    I didn’t realize people who talk that way could read! I’m not trying to be disrespectful, it just baffles me.

    I think that I heard this dialect being spoken on an audiobook of “Tree Castle Island.” The story takes place in the okefenokee swamp. It’s quite intriguing. I found it in the children’s section of OCPL, but it’s engaging enough for adults.

  • I noticed your mention of the Gullah New Testament translation. I was part of the Sea Island Translation team. On the question of how people would be able to read the Gullah, I will try to explain a little. There have been hundreds of scripture translations produced for languages that don’t have a written tradition, so the question of how the speakers are going to be able to access the written translation is a common one. There are a variety of approaches, usually involving the development of a literacy program among the language group. In this particular case, there are thousands, and even hundreds of thousands, of people who are biligual in Gullah and English and who know how to read and write English. (There are also thousands of Gullah speakers who aren’t strong in English.) The writing system used in the Gullah translation is geared towards Gullah speakers who already know how to read and write English. This is explained in the preface to the Gullah New Testament, if you can get a copy.

  • Sharon Leonard

    I am extremely intrested in the Gullah New Testament and would love to purchase a copy! Please forward any information you have about how I can obtain a copy.

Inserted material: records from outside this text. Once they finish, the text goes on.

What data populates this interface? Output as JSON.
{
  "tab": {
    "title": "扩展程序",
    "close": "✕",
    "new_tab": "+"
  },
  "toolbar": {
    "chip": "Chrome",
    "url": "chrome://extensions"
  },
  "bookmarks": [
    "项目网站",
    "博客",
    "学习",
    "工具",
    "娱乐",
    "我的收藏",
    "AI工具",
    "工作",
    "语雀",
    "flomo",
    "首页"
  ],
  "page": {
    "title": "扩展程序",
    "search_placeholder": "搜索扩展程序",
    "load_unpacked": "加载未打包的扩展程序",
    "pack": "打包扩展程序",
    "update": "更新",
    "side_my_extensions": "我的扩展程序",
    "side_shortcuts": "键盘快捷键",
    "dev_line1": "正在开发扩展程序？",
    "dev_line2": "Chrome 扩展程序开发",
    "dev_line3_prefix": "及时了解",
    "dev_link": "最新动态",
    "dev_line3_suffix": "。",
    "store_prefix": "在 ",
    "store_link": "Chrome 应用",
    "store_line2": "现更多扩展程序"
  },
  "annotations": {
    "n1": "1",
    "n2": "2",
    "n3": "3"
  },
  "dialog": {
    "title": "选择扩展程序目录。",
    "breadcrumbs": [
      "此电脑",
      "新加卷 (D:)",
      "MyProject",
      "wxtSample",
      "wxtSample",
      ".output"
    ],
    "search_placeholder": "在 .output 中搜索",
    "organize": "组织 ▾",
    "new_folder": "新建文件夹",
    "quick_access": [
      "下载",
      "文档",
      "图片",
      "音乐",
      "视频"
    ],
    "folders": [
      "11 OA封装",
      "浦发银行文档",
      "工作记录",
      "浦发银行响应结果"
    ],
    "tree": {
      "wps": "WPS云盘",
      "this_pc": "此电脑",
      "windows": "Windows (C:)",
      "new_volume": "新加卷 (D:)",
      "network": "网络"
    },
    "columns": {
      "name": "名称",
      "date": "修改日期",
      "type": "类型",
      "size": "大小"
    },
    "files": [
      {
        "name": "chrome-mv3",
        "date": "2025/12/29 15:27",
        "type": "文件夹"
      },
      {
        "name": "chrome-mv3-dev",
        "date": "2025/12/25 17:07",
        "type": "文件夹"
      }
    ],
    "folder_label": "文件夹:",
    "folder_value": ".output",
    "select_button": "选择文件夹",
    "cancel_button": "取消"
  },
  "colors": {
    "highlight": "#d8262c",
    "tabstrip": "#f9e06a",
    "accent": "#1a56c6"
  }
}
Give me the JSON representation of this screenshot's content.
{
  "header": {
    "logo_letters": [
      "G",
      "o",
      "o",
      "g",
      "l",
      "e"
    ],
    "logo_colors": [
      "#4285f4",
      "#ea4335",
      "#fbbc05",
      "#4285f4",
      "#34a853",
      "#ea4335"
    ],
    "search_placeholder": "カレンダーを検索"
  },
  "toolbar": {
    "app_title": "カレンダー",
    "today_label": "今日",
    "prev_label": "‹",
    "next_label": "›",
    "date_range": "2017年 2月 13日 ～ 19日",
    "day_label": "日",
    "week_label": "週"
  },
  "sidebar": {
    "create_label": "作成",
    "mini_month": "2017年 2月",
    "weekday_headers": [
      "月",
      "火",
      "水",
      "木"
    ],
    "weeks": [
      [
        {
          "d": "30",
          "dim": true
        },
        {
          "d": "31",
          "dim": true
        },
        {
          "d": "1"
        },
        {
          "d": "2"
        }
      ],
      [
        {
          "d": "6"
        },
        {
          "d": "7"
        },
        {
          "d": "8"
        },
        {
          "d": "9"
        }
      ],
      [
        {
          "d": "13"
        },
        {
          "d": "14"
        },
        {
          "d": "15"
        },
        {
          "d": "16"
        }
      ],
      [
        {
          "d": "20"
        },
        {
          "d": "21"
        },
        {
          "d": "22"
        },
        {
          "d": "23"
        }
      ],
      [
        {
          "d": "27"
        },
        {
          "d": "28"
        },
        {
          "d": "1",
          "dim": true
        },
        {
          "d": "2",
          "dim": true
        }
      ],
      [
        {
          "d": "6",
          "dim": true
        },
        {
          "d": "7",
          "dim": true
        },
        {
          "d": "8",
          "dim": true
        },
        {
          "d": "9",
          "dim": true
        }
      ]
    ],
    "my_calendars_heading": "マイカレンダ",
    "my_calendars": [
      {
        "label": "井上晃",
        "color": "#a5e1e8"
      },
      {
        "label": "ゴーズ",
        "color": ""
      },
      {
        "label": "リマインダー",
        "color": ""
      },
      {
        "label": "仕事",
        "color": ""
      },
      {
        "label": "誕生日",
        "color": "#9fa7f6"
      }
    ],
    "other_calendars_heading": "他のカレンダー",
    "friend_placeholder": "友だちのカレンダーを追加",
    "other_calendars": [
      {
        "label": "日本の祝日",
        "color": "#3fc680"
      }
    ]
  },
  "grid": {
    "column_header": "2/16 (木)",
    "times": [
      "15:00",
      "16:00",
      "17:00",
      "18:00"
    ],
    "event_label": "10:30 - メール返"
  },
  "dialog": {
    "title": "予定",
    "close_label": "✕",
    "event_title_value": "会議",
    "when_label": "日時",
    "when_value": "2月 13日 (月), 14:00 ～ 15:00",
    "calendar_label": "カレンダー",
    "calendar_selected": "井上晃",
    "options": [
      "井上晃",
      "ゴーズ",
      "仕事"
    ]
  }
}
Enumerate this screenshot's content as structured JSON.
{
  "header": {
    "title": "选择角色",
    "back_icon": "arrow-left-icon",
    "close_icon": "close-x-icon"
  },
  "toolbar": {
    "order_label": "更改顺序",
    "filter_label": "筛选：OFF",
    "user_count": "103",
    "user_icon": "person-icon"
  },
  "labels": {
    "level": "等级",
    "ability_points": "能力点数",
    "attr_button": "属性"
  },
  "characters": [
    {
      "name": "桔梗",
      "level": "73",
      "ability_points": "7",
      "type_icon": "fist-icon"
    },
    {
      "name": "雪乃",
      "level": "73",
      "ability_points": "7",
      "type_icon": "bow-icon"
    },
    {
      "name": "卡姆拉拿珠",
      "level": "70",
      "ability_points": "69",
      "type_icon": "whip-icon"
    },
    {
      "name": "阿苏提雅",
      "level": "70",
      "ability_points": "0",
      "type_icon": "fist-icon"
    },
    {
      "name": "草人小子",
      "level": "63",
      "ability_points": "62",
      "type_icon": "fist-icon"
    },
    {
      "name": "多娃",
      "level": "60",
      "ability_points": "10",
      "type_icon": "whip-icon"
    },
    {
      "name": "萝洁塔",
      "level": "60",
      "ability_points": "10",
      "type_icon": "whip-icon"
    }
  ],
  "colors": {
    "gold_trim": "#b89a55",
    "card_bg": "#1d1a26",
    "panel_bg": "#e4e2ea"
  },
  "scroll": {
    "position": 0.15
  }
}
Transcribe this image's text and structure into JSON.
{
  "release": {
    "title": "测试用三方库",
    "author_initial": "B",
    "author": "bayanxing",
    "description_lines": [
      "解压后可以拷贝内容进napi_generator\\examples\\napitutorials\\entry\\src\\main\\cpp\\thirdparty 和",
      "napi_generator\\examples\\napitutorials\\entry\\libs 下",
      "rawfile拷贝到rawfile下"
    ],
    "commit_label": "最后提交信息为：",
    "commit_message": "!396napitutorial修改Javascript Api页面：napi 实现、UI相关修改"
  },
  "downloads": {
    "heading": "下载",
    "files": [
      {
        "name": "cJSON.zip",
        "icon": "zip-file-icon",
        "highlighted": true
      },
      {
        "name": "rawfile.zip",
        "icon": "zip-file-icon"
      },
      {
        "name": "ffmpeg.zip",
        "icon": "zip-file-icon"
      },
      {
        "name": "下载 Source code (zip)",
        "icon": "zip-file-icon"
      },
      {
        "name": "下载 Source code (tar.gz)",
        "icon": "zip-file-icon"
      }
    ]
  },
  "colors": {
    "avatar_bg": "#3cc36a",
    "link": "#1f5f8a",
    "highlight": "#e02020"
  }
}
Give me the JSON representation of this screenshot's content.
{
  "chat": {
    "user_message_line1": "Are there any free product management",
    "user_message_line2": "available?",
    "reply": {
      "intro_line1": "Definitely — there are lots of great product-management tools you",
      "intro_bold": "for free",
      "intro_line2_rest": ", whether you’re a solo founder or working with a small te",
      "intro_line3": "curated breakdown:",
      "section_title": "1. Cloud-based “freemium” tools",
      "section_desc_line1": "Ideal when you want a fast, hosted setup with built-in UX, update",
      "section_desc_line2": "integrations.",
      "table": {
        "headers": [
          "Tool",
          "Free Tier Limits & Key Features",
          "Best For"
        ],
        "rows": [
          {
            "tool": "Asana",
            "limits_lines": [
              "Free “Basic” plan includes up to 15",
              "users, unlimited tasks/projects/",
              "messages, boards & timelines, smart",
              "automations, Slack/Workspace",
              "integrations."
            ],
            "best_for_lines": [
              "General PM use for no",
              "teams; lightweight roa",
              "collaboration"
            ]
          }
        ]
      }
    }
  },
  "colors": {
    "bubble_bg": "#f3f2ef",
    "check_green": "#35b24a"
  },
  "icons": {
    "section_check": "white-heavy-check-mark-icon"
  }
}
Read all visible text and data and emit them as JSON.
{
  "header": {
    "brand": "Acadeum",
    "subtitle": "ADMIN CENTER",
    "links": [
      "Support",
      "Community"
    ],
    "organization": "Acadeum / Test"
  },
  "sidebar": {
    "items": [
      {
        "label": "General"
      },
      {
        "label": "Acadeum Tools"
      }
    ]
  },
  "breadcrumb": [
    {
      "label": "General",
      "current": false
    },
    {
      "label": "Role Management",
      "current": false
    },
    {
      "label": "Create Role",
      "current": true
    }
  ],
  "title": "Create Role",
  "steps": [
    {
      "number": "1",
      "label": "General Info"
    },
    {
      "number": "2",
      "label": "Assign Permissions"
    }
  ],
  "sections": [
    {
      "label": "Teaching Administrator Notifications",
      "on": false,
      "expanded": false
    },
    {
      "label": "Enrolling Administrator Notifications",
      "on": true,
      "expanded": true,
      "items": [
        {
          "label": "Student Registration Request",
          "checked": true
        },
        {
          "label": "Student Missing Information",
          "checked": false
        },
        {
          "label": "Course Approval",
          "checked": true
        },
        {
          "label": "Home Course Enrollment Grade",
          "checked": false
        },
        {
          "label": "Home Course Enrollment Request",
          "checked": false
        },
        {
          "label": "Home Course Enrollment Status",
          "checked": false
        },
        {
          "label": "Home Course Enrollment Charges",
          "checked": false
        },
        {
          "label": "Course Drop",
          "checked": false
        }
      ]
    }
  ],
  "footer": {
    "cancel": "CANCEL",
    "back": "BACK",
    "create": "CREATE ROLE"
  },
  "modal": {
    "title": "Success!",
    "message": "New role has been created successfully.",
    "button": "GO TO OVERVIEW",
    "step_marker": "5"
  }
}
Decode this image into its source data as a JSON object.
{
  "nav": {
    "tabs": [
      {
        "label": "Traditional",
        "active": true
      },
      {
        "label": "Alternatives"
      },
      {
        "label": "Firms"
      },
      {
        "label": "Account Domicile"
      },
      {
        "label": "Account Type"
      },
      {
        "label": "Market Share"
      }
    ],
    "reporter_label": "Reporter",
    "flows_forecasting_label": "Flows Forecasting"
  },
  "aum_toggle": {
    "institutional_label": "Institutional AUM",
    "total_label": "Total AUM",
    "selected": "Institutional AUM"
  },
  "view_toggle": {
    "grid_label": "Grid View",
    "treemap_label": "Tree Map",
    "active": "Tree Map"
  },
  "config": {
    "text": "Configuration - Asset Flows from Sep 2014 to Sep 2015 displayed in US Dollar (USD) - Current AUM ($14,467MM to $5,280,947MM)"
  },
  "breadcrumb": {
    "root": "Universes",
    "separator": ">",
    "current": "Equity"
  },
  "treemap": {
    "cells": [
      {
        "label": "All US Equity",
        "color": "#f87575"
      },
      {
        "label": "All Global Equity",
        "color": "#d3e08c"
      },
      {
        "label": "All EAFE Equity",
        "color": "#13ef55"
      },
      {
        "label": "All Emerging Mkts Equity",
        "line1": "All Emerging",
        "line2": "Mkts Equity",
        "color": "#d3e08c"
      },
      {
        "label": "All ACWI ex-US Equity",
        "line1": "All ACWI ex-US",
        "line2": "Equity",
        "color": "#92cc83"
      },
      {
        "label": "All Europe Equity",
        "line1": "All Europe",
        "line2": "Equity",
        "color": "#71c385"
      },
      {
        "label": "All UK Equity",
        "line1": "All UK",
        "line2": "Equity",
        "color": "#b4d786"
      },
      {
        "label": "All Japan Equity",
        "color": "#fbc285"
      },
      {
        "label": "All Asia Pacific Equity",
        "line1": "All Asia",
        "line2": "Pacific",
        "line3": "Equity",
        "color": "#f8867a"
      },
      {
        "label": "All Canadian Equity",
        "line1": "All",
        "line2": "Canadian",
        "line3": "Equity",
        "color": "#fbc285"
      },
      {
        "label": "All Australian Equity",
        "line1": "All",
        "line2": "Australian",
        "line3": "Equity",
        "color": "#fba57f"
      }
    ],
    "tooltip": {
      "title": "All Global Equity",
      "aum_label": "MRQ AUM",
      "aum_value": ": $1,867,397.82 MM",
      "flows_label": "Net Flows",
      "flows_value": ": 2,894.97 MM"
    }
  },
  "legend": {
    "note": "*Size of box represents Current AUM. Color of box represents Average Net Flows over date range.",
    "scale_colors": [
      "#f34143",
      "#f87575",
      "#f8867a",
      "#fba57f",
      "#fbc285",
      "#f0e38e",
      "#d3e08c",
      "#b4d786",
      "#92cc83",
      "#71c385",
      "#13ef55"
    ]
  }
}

  • The simplest way to get a copy of the Gullah New Testament, if you don’t live in the lowcountry, is to go through or call their toll-free number 1-800-32-BIBLE (1-800-322-4253). To find it on the web site, you might have to do a search on “Gullah.” is a distribution outlet for the American Bible Society, publisher of the Gullah New Testament. The cost is $9.99.